Are eBikes a Good Investment?
There’s more than one reason that they are most certainly a good investment.
We could simply say “Yes,” but that wouldn’t give much context, now would it?
Electric bikes are more relevant and useful than they were even ten years ago.
While these used to be seen as leisurely cruising vehicles, now they are more viable for commuting and transportation.
Some of the main monetary reasons it’s a good idea to invest in an electric bike are:
Think of an electric bike versus a car, and take a wild guess as to which one is going to be cheaper to maintain.
Americans spend nearly a thousand dollars on vehicle maintenance every single year, not to mention gasoline prices.
Maintenance on your electric bike is usually professional battery charging, drivetrain greasing, tire replacement, and general care.
The cost of maintaining an electric bike doesn’t hold a candle to the high cost of maintaining a car.
Wildly Inexpensive Fuel Consumption
Compared to a car or SUV, where you might spend $160.00+ per month on gas, an electric bike takes an average of $6.00 per month to charge.
That’s one charge per day, every single day of the week (so you can take it out on your off-time as well).
That’s a savings of $1,848 per year, which more than justifies the upfront cost if you ask us.
No Fines or Fees
This is a generalized group, but with an electric bike, you don’t have to pay for expensive parking near your job, or even bother with renewing a license in order to operate it.
There are no registration costs, certifications required, and no time spent in the DMV.
This is a small perk, but if you regularly pay for parking, this could be a major benefit.

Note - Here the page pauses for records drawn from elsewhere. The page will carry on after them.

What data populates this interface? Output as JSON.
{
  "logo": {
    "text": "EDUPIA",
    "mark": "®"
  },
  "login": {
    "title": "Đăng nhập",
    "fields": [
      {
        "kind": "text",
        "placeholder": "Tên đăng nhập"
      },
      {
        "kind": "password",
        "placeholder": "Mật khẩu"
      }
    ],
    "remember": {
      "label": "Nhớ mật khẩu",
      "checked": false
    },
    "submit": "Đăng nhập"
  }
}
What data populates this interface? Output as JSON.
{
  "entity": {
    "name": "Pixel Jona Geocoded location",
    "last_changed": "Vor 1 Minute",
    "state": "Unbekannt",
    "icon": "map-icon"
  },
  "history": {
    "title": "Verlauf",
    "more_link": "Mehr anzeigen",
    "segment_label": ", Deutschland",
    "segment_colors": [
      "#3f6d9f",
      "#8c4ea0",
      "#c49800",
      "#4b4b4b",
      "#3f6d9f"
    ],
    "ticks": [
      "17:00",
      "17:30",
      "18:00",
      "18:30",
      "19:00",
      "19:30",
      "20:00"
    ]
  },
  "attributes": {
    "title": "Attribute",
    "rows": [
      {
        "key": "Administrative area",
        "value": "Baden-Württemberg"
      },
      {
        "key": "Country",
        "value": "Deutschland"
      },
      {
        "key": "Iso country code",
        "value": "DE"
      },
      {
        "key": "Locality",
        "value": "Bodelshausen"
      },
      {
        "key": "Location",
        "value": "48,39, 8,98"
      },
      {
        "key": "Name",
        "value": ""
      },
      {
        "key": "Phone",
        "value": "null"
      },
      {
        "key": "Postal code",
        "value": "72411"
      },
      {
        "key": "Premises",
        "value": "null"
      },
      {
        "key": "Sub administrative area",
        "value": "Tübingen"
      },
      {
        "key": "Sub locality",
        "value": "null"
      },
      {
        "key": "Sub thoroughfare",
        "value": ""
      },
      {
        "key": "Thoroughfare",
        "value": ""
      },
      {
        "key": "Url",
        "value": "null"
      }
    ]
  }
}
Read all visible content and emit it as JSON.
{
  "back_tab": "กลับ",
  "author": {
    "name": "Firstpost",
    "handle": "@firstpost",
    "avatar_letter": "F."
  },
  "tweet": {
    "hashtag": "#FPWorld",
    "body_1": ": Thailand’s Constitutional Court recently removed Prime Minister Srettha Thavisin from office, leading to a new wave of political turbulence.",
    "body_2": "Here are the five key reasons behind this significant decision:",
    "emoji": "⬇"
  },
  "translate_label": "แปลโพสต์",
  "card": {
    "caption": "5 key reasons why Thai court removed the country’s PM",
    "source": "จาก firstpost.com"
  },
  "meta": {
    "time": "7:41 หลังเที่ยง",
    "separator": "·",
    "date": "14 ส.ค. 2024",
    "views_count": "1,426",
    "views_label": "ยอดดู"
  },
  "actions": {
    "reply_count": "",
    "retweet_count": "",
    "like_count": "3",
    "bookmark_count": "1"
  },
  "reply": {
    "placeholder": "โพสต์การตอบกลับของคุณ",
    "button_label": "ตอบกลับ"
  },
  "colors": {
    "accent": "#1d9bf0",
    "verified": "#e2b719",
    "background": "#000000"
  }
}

Between this and fuel consumption, your ebike could pay for itself in 12-18 months.
It’s ultimately up to you, but electric bikes do serve as a good investment in almost all areas. The only thing that they are not good for is resale.
If you’re getting an electric bike just to see if you like it, just know that it loses value after it has been ridden more than once.
Lithium-ion batteries are fickle and only last for about three to five years, and the motors are more prone to stress than say the motor of a car.
If you are jumping into this with both feet, resale won’t be an issue for you.Last updated on:
3 thoughts on “Why Are Electric Bikes so Expensive?”
Excellent a article! I have just invested in an ebike (hybrid electric or pedal assist to be more precise) primarily to commute to work, while enjoying the health benefits of pedaling (with no pain). My calculations point to the bike paying for itself in 2-3 years (just factoring fuel savings)!
Electric bikes are awesome but they need to get rid of the speed restriction because when im off road there is no speed limit and I want full value for my money.
I am an early adapter here on the Isle of Man and started to commute to work on a 3400 £ e bike 01 and half years back.
I still use the car once a week for a long commute.
My experience is that provided that at least three quarters of the commute is on a trail and most of the rest is on a cycle lane as my 5 mile one way commute is, this is a pleasure to do whatever the weather.
Dressing for the weather becomes second nature after a while.
As to maintenance a good wash once a week is enough and a disc brake upkeep once every 500-1000 miles is all it took up to now.
The health benefits are clear as definitely feel more energetic, alert and fitter as the muscular and respiratory systems are fine tuned. That is with using the pedelec turbo function most of the time.
As to paying for itself as I park the bicycle safe inside the office building as my workplace allows this I only save in fuel costs, but this and much lower wear and tear on the car would pay for itself in 04 years.
The physical and mental health benefits are clear and can not be monetized.
It is not just the price that inhibits people, the lack of adequate and safe cycling trails, and lanes is a major factor. For now it is an automobile’s world.
My estimate is that it would take at least a decade for e bike commuting to become a thing for the masses and the early birds have an enjoyable window to have it for themselves until then.